It’s an open secret that council tax is a dog’s dinner. It was conjured up in the early 1990s as a half-way house between the hated ‘poll tax’ and the old domestic rates system, meaning those in top-band properties have much lower tax rates than those in cheaper homes. In England and Scotland, it is based on valuations that are 27 years out of date. And it allows local authorities with the highest property wealth to charge the lowest rates of all.
The result is that council tax only weakly relates to property values, and is therefore highly regressive. On average those living in £100,000 homes pay around five times the tax rate of those living in £1 million mansions. And a fifteen-minute walk in South London can take you from a £2.1 million flat with a £700 council tax bill to a £400,000 flat with a council tax bill 66 per cent higher. The ‘property tax’ label council tax gets given is a farce – it looks far more like the poll tax it replaced.
So why isn’t council tax a major political battleground? Politicians may be wary of touching it given it is used to finance local government. Or they may be scarred by botched revaluation attempts.

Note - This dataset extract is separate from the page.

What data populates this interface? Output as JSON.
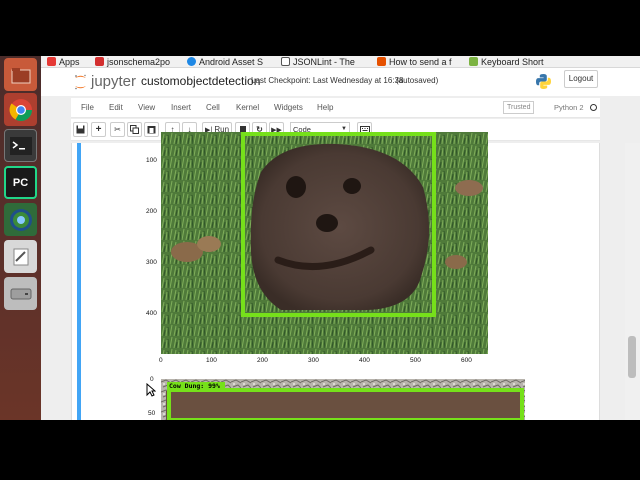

Or maybe it reflects the national mood where wealth – of which property is a major part – is much less often discussed than incomes despite being huge and much more unequal.
But even if they ever did these excuses no longer pass muster, for two reasons.
First, Britain’s ageing population means that unless we want to start dismantling the NHS, the state is going to need more money in the coming decades, to the tune of £60 billion by 2040. Relying only on the usual mix of income and consumption taxes to plug this gap appears challenging – we’re talking 15p on the basic rate of income tax for earners emerging from the worst decade for pay since the Napoleonic wars. Taxes on wealth are an obvious candidate to share some of the burden, given they’ve stayed flat over the past 30 years while wealth has grown 2.5 times faster than the economy.
Second, because it treats big homes and second homes favourably and under-taxes property relative to other investments, council tax has pushed up house prices. This particularly hits members of younger generations, who are increasingly shut out of home ownership, live in lower-quality houses, and have longer commutes than predecessors. And to rub salt into wounds, younger households now pay higher council tax rates than older ones. With intergenerational fairness emerging as a hot political issue these inefficiencies and inequities can’t be ignored.
The good news is we know how to fix it. A range of experts agree that a proportional or progressive property tax in relation to current values would do a much better job than council tax on all fronts. New Resolution Foundation analysis shows that such an approach could create many more winners than losers; incorporate protections for asset-rich, income poor older households; and allow for reductions in the much-maligned stamp duty which gums up sales, as well as providing cash for the NHS. Big tax reform is never easy, but any politician looking for a cause to champion could do a lot worse than targeting the modern poll tax.
This blog originally appeared on UnHerd